╭──

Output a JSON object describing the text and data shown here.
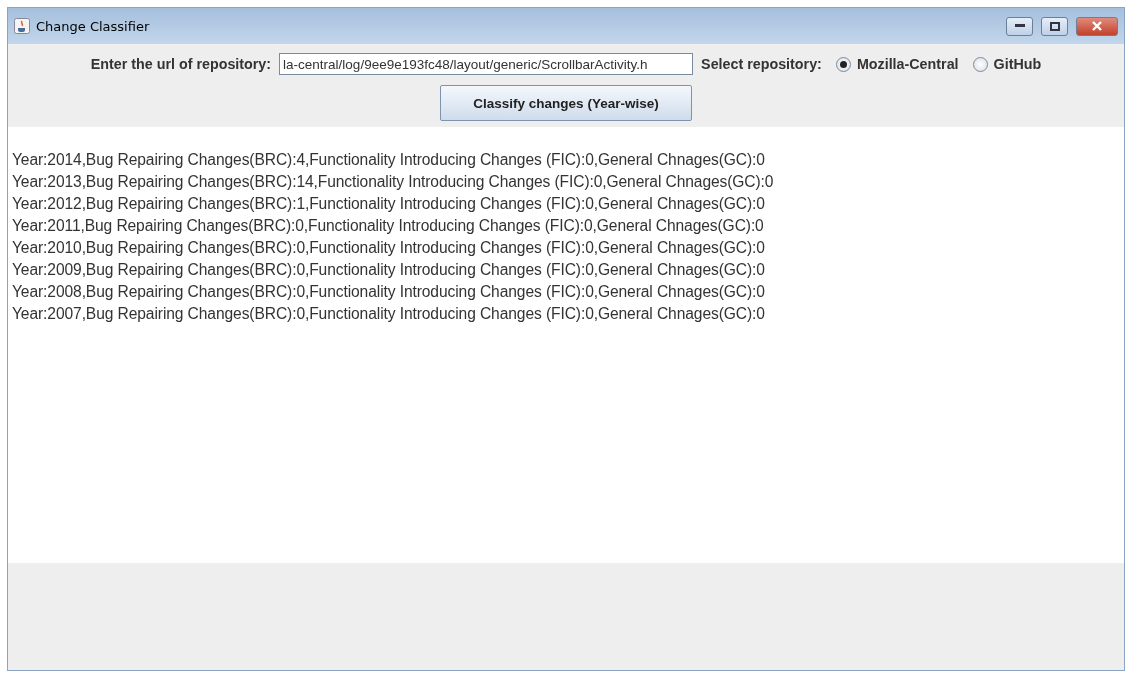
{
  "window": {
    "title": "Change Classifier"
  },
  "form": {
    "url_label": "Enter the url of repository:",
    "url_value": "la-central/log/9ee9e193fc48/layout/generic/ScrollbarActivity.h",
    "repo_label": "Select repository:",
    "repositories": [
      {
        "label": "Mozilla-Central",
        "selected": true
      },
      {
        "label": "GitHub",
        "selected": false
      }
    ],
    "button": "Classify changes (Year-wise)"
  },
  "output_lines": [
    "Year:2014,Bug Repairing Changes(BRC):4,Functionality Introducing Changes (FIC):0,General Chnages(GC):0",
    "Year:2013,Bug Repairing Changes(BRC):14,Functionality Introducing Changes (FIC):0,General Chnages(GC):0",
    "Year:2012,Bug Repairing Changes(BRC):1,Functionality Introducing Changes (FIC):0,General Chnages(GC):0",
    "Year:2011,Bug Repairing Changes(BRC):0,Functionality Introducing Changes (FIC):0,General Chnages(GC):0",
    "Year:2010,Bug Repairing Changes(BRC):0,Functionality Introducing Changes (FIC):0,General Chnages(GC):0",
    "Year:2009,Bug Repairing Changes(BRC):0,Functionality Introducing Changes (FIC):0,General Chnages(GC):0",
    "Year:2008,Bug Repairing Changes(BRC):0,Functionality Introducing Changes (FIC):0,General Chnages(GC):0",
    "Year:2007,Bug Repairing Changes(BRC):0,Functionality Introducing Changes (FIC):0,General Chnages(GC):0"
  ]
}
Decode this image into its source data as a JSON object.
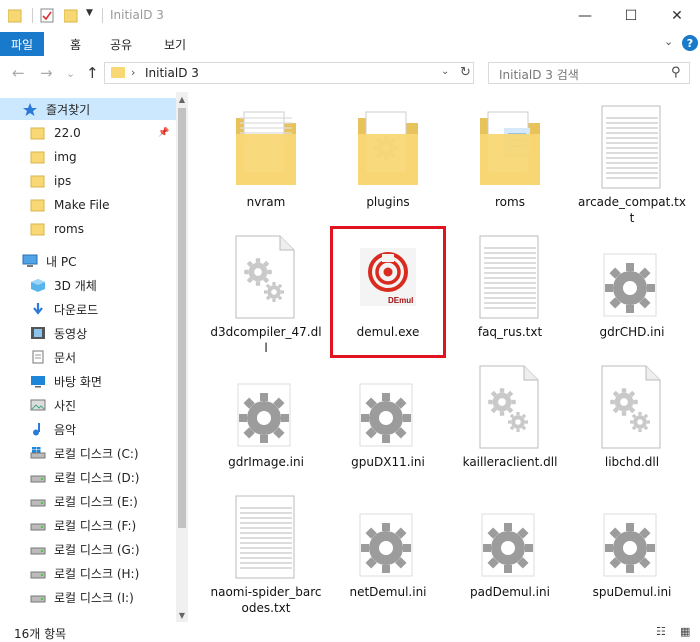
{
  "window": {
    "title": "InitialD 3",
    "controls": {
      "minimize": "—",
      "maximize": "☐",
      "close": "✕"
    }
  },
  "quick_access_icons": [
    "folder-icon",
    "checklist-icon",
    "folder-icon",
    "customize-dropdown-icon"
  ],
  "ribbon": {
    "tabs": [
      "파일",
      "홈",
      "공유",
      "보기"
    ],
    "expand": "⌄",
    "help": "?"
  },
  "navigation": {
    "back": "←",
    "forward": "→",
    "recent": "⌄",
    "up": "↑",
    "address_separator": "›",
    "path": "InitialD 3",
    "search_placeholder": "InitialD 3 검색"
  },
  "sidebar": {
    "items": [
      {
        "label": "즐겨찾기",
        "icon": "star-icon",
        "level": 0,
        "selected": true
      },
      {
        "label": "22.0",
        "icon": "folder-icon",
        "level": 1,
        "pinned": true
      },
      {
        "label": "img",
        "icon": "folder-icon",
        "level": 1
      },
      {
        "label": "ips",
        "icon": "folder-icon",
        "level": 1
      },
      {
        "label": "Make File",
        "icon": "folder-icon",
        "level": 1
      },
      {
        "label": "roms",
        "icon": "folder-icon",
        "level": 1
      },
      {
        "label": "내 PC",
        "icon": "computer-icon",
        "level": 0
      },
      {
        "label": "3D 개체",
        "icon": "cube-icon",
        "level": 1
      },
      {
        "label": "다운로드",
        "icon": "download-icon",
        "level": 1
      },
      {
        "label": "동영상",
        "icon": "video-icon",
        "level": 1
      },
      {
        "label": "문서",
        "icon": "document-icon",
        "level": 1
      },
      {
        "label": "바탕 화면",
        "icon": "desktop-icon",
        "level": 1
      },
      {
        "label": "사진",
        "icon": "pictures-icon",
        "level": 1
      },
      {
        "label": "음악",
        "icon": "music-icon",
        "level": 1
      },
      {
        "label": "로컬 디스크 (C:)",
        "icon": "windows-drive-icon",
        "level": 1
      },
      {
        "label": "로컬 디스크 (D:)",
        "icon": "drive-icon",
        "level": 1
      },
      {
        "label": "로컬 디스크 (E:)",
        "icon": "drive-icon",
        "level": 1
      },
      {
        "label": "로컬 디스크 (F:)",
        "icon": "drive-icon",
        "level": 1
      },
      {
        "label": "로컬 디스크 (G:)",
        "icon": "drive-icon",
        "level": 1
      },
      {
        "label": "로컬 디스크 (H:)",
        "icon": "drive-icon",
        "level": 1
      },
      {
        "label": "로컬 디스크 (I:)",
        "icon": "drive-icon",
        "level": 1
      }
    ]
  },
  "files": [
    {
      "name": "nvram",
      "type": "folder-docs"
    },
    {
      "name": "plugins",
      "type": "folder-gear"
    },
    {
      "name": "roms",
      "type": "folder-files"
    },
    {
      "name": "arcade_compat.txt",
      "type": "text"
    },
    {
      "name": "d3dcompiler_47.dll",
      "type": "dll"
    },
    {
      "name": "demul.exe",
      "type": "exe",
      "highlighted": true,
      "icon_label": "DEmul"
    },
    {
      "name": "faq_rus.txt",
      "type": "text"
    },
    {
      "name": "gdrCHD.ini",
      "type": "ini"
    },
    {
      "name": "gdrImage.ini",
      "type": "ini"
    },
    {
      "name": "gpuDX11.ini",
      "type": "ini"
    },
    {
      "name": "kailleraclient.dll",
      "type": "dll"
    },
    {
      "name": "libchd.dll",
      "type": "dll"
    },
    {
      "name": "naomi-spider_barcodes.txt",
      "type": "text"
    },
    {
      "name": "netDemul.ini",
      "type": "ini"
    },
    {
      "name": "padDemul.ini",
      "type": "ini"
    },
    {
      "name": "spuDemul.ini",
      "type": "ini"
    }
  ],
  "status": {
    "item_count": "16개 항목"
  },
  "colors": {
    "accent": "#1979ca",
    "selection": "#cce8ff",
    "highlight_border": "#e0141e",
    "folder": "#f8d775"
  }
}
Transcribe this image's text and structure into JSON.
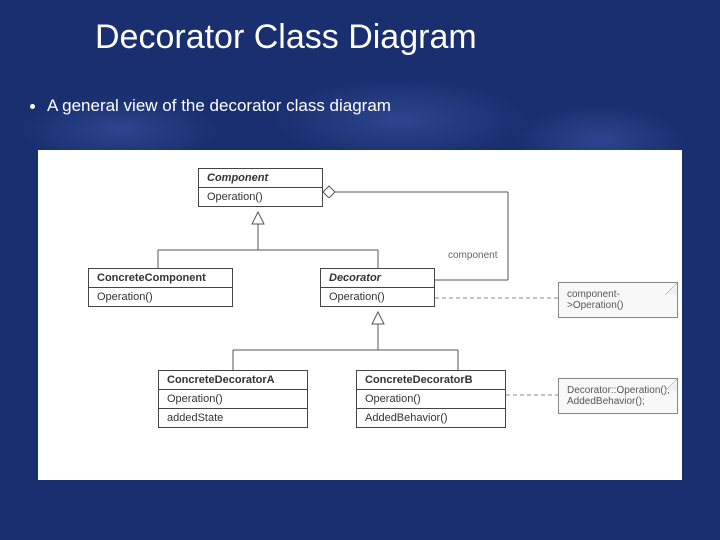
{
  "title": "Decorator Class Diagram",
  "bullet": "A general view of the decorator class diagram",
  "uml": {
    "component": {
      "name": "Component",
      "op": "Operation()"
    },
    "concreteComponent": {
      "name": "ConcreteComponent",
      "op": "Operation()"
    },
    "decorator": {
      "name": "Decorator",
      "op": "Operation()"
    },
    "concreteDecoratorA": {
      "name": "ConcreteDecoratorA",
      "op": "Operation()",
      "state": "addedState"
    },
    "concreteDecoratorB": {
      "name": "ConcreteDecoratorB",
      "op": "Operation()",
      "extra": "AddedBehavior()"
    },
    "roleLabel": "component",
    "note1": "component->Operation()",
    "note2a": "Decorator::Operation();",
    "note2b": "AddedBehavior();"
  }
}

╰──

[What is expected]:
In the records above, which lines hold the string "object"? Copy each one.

[Expected answer]:
Output a JSON object describing the text and data shown here.
Decode this image into its source data as a JSON object.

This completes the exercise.